Kamariea Forcier

University students are more likely than other local college students to find tickets on their cars when parked in what they believe is a legal parking spot.
The University has a policy that forbids parking, “except in designated areas where posted.”
This means if students park on University property, they’d better make sure there’s a sign permitting it.
At the University of St. Thomas, students either pay for a parking permit or may park on side streets controlled by the St. Paul Police, said a safety and security monitor at the school. The same policy is in place at Hamline University, The College of St. Catherine and Macalester College.
Paul Tschida, assistant vice president for Safety and Health Management, said the University was concerned with the “aesthetics” of the campus when it made the blanket rule against parking.
“If you didn’t prohibit it, you’d have signs everywhere,” he said.
Tschida said there were signs announcing the rule on the St. Paul campus but not on the Minneapolis campuses.

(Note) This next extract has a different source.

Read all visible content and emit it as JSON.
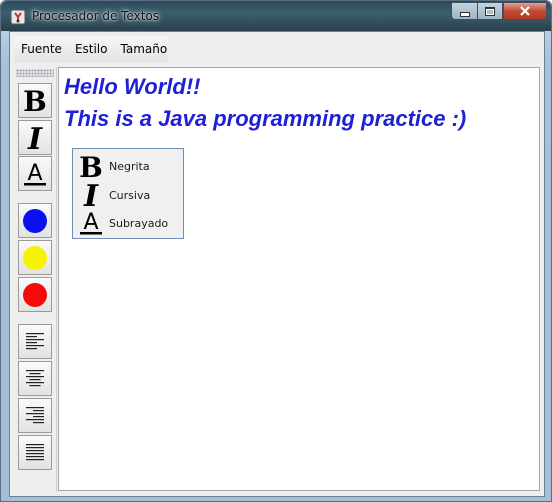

“Ordinarily, it’s obvious. You can’t just pull up to any building and park there,” on the East Bank campus, he said.
The University’s Board of Regents decided in 1979 that there would be no free parking on the University campus. In 1992, a University task force was formed to assess the policy and focus on areas of improvement in Parking Services. Yet the University did nothing to post University areas as no-parking.
University Police Lieutenant Regan Metcalf said in an interview two weeks ago that the regents’ decision was considered part of a plan to promote “green space” on the University campus. Years ago, the regents recognized a need for fewer cars and more greenery, she said.
But the policy still leaves students confused as to where they can park.
Ryan Lieske, a health sciences student, said he has received three tickets in the last year.
Lieske, who parked in the contract lots after dark, said there are no signs forbidding after-dark parking though he has received tickets for leaving his car there.
“I always get caught staying places two minutes,” he said. “They always seem to get me.”
Sgt. Mike Listul of the University Police said he hears that excuse all the time.
“‘I was just going in for a minute,’ or ‘I forgot my permit,'” are common excuses given by those who find officers ticketing their cars, he said.